Bill Fox, or, Lit-Mag Mixtapes Forever

A couple of years ago, The Believer‘s music issue featured a long essay on a singer/songwriter named Bill Fox. I hadn’t really heard much from the guy — I remembered getting a review copy of his album Shelter From the Smoke for my zine in the mid-90s, but not of it registering with me all that much — but the song enclosed on the compilation that accompanied the issue left me incredibly impressed: the sort of beautiful, classic pop that one might turn to Big Star for. (Amusing reactions came from a couple of friends from Northeastern Ohio, whose reaction to my newfound appreciation of the man’s songcraft was to look at me and say, essentially, “You’re only figuring this out now?”)
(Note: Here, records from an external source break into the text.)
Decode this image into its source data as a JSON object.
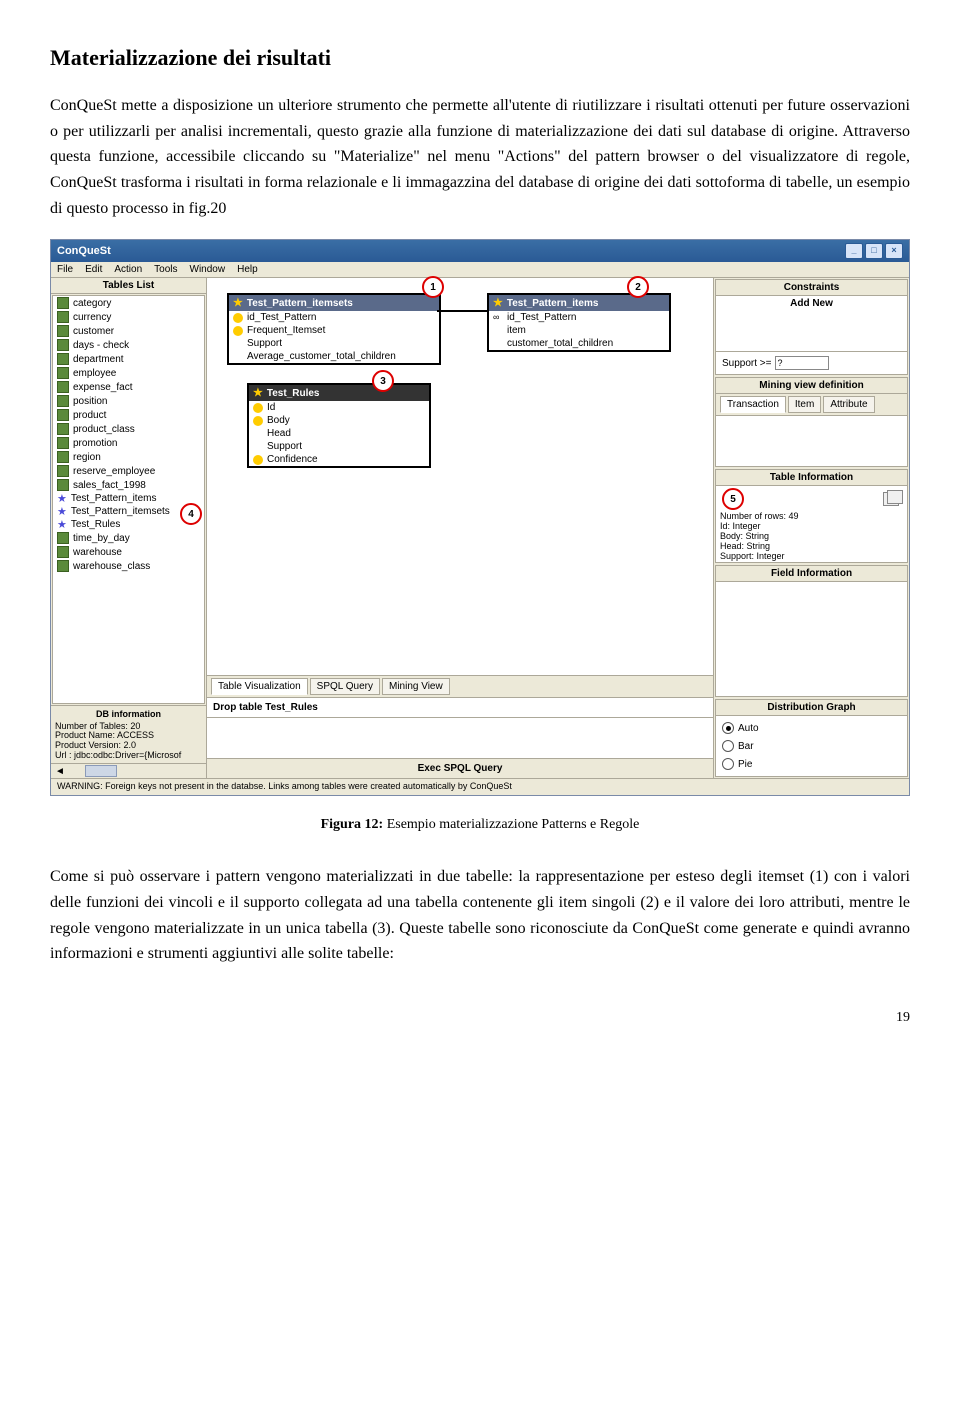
{
  "heading": "Materializzazione dei risultati",
  "para1": "ConQueSt mette a disposizione un ulteriore strumento che permette all'utente di riutilizzare i risultati ottenuti per future osservazioni o per utilizzarli per analisi incrementali, questo grazie alla funzione di materializzazione dei dati sul database di origine. Attraverso questa funzione, accessibile cliccando su \"Materialize\" nel menu \"Actions\" del pattern browser o del visualizzatore di regole, ConQueSt trasforma i risultati in forma relazionale e li immagazzina del database di origine dei dati sottoforma di tabelle, un esempio di questo processo in fig.20",
  "figcaption_bold": "Figura 12:",
  "figcaption_rest": " Esempio materializzazione Patterns e Regole",
  "para2": "Come si può osservare i pattern vengono materializzati in due tabelle: la rappresentazione per esteso degli itemset (1) con i valori delle funzioni dei vincoli e il supporto collegata ad una tabella contenente gli item singoli (2) e il valore dei loro attributi, mentre le regole vengono materializzate in un unica tabella (3). Queste tabelle sono riconosciute da ConQueSt come generate e quindi avranno informazioni e strumenti aggiuntivi alle solite tabelle:",
  "page_number": "19",
  "app": {
    "title": "ConQueSt",
    "menus": [
      "File",
      "Edit",
      "Action",
      "Tools",
      "Window",
      "Help"
    ],
    "left": {
      "tables_list_title": "Tables List",
      "tables": [
        {
          "name": "category",
          "type": "tbl"
        },
        {
          "name": "currency",
          "type": "tbl"
        },
        {
          "name": "customer",
          "type": "tbl"
        },
        {
          "name": "days - check",
          "type": "tbl"
        },
        {
          "name": "department",
          "type": "tbl"
        },
        {
          "name": "employee",
          "type": "tbl"
        },
        {
          "name": "expense_fact",
          "type": "tbl"
        },
        {
          "name": "position",
          "type": "tbl"
        },
        {
          "name": "product",
          "type": "tbl"
        },
        {
          "name": "product_class",
          "type": "tbl"
        },
        {
          "name": "promotion",
          "type": "tbl"
        },
        {
          "name": "region",
          "type": "tbl"
        },
        {
          "name": "reserve_employee",
          "type": "tbl"
        },
        {
          "name": "sales_fact_1998",
          "type": "tbl"
        },
        {
          "name": "Test_Pattern_items",
          "type": "star"
        },
        {
          "name": "Test_Pattern_itemsets",
          "type": "star"
        },
        {
          "name": "Test_Rules",
          "type": "star"
        },
        {
          "name": "time_by_day",
          "type": "tbl"
        },
        {
          "name": "warehouse",
          "type": "tbl"
        },
        {
          "name": "warehouse_class",
          "type": "tbl"
        }
      ],
      "dbinfo_title": "DB information",
      "dbinfo": [
        "Number of Tables: 20",
        "Product Name: ACCESS",
        "Product Version: 2.0",
        "Url : jdbc:odbc:Driver={Microsof"
      ]
    },
    "mid": {
      "box1": {
        "title": "Test_Pattern_itemsets",
        "rows": [
          "id_Test_Pattern",
          "Frequent_Itemset",
          "Support",
          "Average_customer_total_children"
        ]
      },
      "box2": {
        "title": "Test_Pattern_items",
        "rows": [
          "id_Test_Pattern",
          "item",
          "customer_total_children"
        ]
      },
      "box3": {
        "title": "Test_Rules",
        "rows": [
          "Id",
          "Body",
          "Head",
          "Support",
          "Confidence"
        ]
      },
      "tabs": [
        "Table Visualization",
        "SPQL Query",
        "Mining View"
      ],
      "drop_text": "Drop table Test_Rules",
      "exec_text": "Exec SPQL Query"
    },
    "right": {
      "constraints_title": "Constraints",
      "add_new": "Add New",
      "support_label": "Support >=",
      "support_val": "?",
      "mining_title": "Mining view definition",
      "mining_tabs": [
        "Transaction",
        "Item",
        "Attribute"
      ],
      "tableinfo_title": "Table Information",
      "tableinfo": [
        "Number of rows: 49",
        "Id: Integer",
        "Body: String",
        "Head: String",
        "Support: Integer"
      ],
      "fieldinfo_title": "Field Information",
      "dist_title": "Distribution Graph",
      "radios": [
        "Auto",
        "Bar",
        "Pie"
      ]
    },
    "statusbar": "WARNING: Foreign keys not present in the databse. Links among tables were created automatically by ConQueSt",
    "markers": {
      "m1": "1",
      "m2": "2",
      "m3": "3",
      "m4": "4",
      "m5": "5"
    }
  }
}
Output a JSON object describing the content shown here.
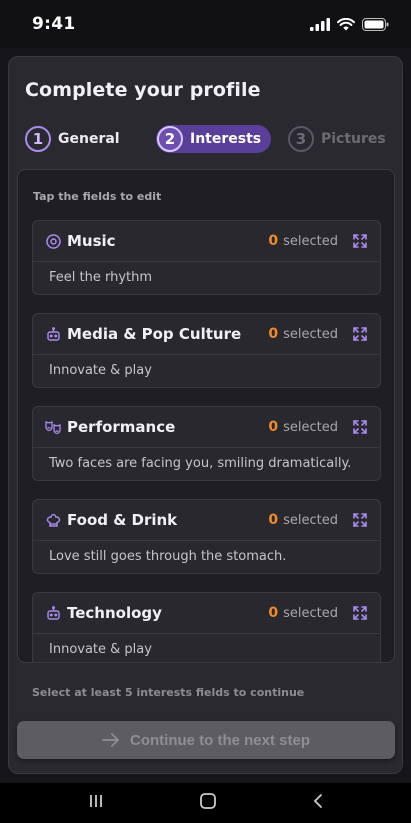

I picked up Scat Records’ reissues of Shelter From the Smoke and (Fox’s band) The Mice’s For Almost Ever Scooter a couple of years ago, and have savored them ever since. And then a few weeks ago, via this DoneWaiting piece, I learned that Fox had just released a new album, One Thought Revealed. Short version: I ordered it and have been listening to it regularly ever since. It’s starker than his other work in places, and as catchy and bittersweet as anything he’s recorded in others. Steven Slaybaugh has a fine write-up for The Agit Reader, and Matt Lee’s Big Takeover review is incredibly comprehensive:

The songs Bill Fox writes are so fundamentally real and vibrant they transport you right to where you’re supposed to be if you’re any sort of dreamer at all, they become part of your synaptic tapestry, in the Folkways archive of your mind and memory.

I agree wholeheartedly. One Thought Revealed is an album well worth your time (and money).